WORK TO BE COMPLETED: Find the lines below that include the word "Output" and report how many there are, with no other text.

[Interface dataset entries]
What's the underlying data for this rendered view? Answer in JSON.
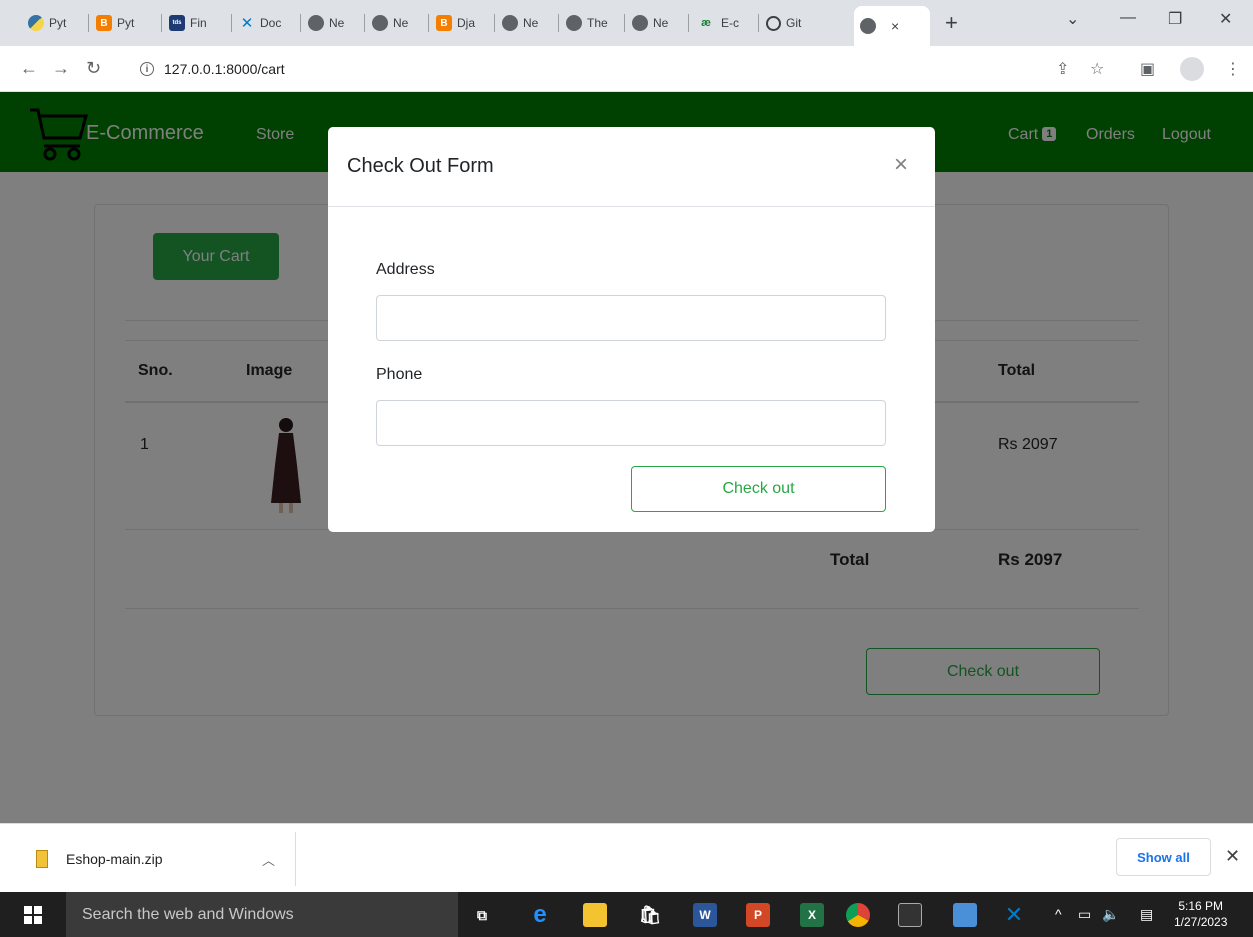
{
  "browser": {
    "tabs": [
      {
        "title": "Pyt",
        "icon": "python-icon"
      },
      {
        "title": "Pyt",
        "icon": "blogger-icon"
      },
      {
        "title": "Fin",
        "icon": "tds-icon"
      },
      {
        "title": "Doc",
        "icon": "vscode-icon"
      },
      {
        "title": "Ne",
        "icon": "globe-icon"
      },
      {
        "title": "Ne",
        "icon": "globe-icon"
      },
      {
        "title": "Dja",
        "icon": "blogger-icon"
      },
      {
        "title": "Ne",
        "icon": "globe-icon"
      },
      {
        "title": "The",
        "icon": "globe-icon"
      },
      {
        "title": "Ne",
        "icon": "globe-icon"
      },
      {
        "title": "E-c",
        "icon": "ae-icon"
      },
      {
        "title": "Git",
        "icon": "github-icon"
      }
    ],
    "active_tab_close": "×",
    "new_tab": "+",
    "url": "127.0.0.1:8000/cart"
  },
  "site": {
    "brand": "E-Commerce",
    "nav": {
      "store": "Store",
      "cart": "Cart",
      "cart_count": "1",
      "orders": "Orders",
      "logout": "Logout"
    },
    "colors": {
      "navbar": "#008000",
      "accent": "#28a745"
    }
  },
  "cart": {
    "title_button": "Your Cart",
    "headers": {
      "sno": "Sno.",
      "image": "Image",
      "total": "Total"
    },
    "rows": [
      {
        "sno": "1",
        "total": "Rs 2097"
      }
    ],
    "total_label": "Total",
    "total_value": "Rs 2097",
    "checkout_button": "Check out"
  },
  "modal": {
    "title": "Check Out Form",
    "close": "×",
    "address_label": "Address",
    "address_value": "",
    "phone_label": "Phone",
    "phone_value": "",
    "submit": "Check out"
  },
  "downloads": {
    "file": "Eshop-main.zip",
    "show_all": "Show all"
  },
  "taskbar": {
    "search_placeholder": "Search the web and Windows",
    "time": "5:16 PM",
    "date": "1/27/2023"
  }
}
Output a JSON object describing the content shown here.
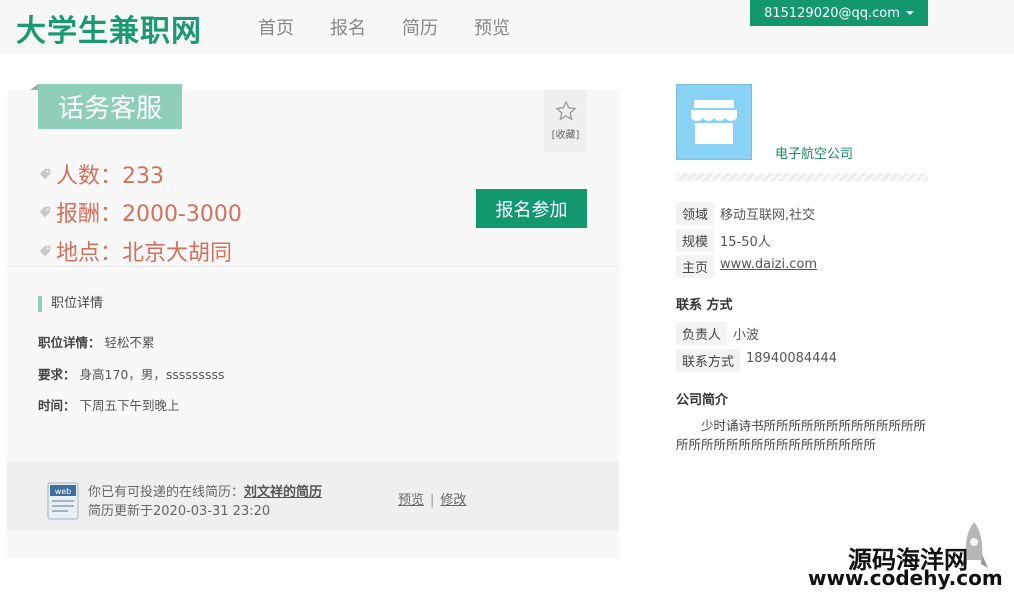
{
  "header": {
    "logo": "大学生兼职网",
    "nav": [
      "首页",
      "报名",
      "简历",
      "预览"
    ],
    "user_email": "815129020@qq.com"
  },
  "job": {
    "title": "话务客服",
    "favorite_label": "[收藏]",
    "count": "人数：233",
    "pay": "报酬：2000-3000",
    "location": "地点：北京大胡同",
    "signup_label": "报名参加"
  },
  "detail": {
    "section_title": "职位详情",
    "desc_label": "职位详情：",
    "desc_value": "轻松不累",
    "req_label": "要求：",
    "req_value": "身高170，男，sssssssss",
    "time_label": "时间：",
    "time_value": "下周五下午到晚上"
  },
  "resume": {
    "text_prefix": "你已有可投递的在线简历：",
    "resume_name": "刘文祥的简历",
    "updated": "简历更新于2020-03-31 23:20",
    "preview_link": "预览",
    "separator": "|",
    "edit_link": "修改",
    "icon_label": "web"
  },
  "company": {
    "name": "电子航空公司",
    "field_label": "领域",
    "field_value": "移动互联网,社交",
    "scale_label": "规模",
    "scale_value": "15-50人",
    "home_label": "主页",
    "home_value": "www.daizi.com",
    "contact_head": "联系 方式",
    "person_label": "负责人",
    "person_value": "小波",
    "phone_label": "联系方式",
    "phone_value": "18940084444",
    "intro_head": "公司简介",
    "intro": "少时诵诗书所所所所所所所所所所所所所所所所所所所所所所所所所所所所所"
  },
  "watermark": {
    "line1": "源码海洋网",
    "line2": "www.codehy.com"
  },
  "colors": {
    "brand_green": "#12976f",
    "tag_green": "#8fcfba",
    "info_orange": "#d4705a",
    "shop_blue": "#8ad2f3"
  }
}
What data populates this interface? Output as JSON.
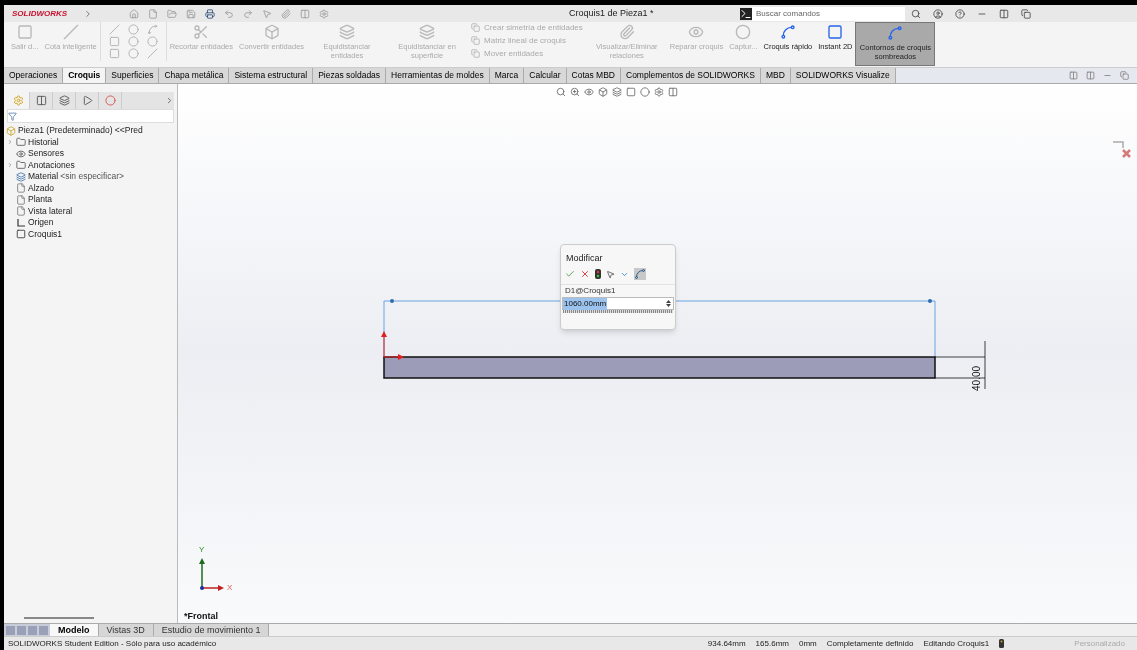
{
  "app": {
    "logo": "SOLIDWORKS",
    "title": "Croquis1 de Pieza1 *",
    "search": {
      "placeholder": "Buscar comandos"
    }
  },
  "ribbon": [
    {
      "kind": "large",
      "label": "Salir d...",
      "disabled": true,
      "pressed": false
    },
    {
      "kind": "large",
      "label": "Cota inteligente",
      "disabled": true,
      "pressed": false
    },
    {
      "kind": "tools"
    },
    {
      "kind": "large",
      "label": "Recortar entidades",
      "disabled": true,
      "pressed": false
    },
    {
      "kind": "large",
      "label": "Convertir entidades",
      "disabled": true,
      "pressed": false
    },
    {
      "kind": "large",
      "label": "Equidistanciar entidades",
      "disabled": true,
      "pressed": false
    },
    {
      "kind": "large",
      "label": "Equidistanciar en superficie",
      "disabled": true,
      "pressed": false
    },
    {
      "kind": "stack",
      "items": [
        "Crear simetría de entidades",
        "Matriz lineal de croquis",
        "Mover entidades"
      ],
      "disabled": true
    },
    {
      "kind": "large",
      "label": "Visualizar/Eliminar relaciones",
      "disabled": true,
      "pressed": false
    },
    {
      "kind": "large",
      "label": "Reparar croquis",
      "disabled": true,
      "pressed": false
    },
    {
      "kind": "large",
      "label": "Captur...",
      "disabled": true,
      "pressed": false
    },
    {
      "kind": "large",
      "label": "Croquis rápido",
      "disabled": false,
      "pressed": false
    },
    {
      "kind": "large",
      "label": "Instant 2D",
      "disabled": false,
      "pressed": false
    },
    {
      "kind": "large",
      "label": "Contornos de croquis sombreados",
      "disabled": false,
      "pressed": true
    }
  ],
  "tabs": [
    {
      "label": "Operaciones",
      "selected": false
    },
    {
      "label": "Croquis",
      "selected": true
    },
    {
      "label": "Superficies",
      "selected": false
    },
    {
      "label": "Chapa metálica",
      "selected": false
    },
    {
      "label": "Sistema estructural",
      "selected": false
    },
    {
      "label": "Piezas soldadas",
      "selected": false
    },
    {
      "label": "Herramientas de moldes",
      "selected": false
    },
    {
      "label": "Marca",
      "selected": false
    },
    {
      "label": "Calcular",
      "selected": false
    },
    {
      "label": "Cotas MBD",
      "selected": false
    },
    {
      "label": "Complementos de SOLIDWORKS",
      "selected": false
    },
    {
      "label": "MBD",
      "selected": false
    },
    {
      "label": "SOLIDWORKS Visualize",
      "selected": false
    }
  ],
  "feature_tree": {
    "root": "Pieza1 (Predeterminado) <<Pred",
    "items": [
      {
        "kind": "folder",
        "label": "Historial",
        "expandable": true
      },
      {
        "kind": "sensor",
        "label": "Sensores",
        "expandable": false
      },
      {
        "kind": "annotation",
        "label": "Anotaciones",
        "expandable": true
      },
      {
        "kind": "material",
        "label": "Material",
        "note": "<sin especificar>",
        "expandable": false
      },
      {
        "kind": "plane",
        "label": "Alzado",
        "expandable": false
      },
      {
        "kind": "plane",
        "label": "Planta",
        "expandable": false
      },
      {
        "kind": "plane",
        "label": "Vista lateral",
        "expandable": false
      },
      {
        "kind": "origin",
        "label": "Origen",
        "expandable": false
      },
      {
        "kind": "sketch",
        "label": "Croquis1",
        "expandable": false
      }
    ]
  },
  "panel_tabs": [
    {
      "selected": true
    },
    {
      "selected": false
    },
    {
      "selected": false
    },
    {
      "selected": false
    },
    {
      "selected": false
    }
  ],
  "viewport": {
    "view_label": "*Frontal",
    "dimension": "40.00",
    "axis_labels": [
      "Y",
      "X"
    ],
    "modify_dialog": {
      "title": "Modificar",
      "name": "D1@Croquis1",
      "value": "1060.00mm"
    }
  },
  "bottom_tabs": [
    {
      "label": "Modelo",
      "selected": true
    },
    {
      "label": "Vistas 3D",
      "selected": false
    },
    {
      "label": "Estudio de movimiento 1",
      "selected": false
    }
  ],
  "status_bar": {
    "text": "SOLIDWORKS Student Edition - Sólo para uso académico",
    "readings": [
      "934.64mm",
      "165.6mm",
      "0mm",
      "Completamente definido",
      "Editando Croquis1"
    ],
    "units": "Personalizado"
  }
}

FINISHED EXERCISE: 2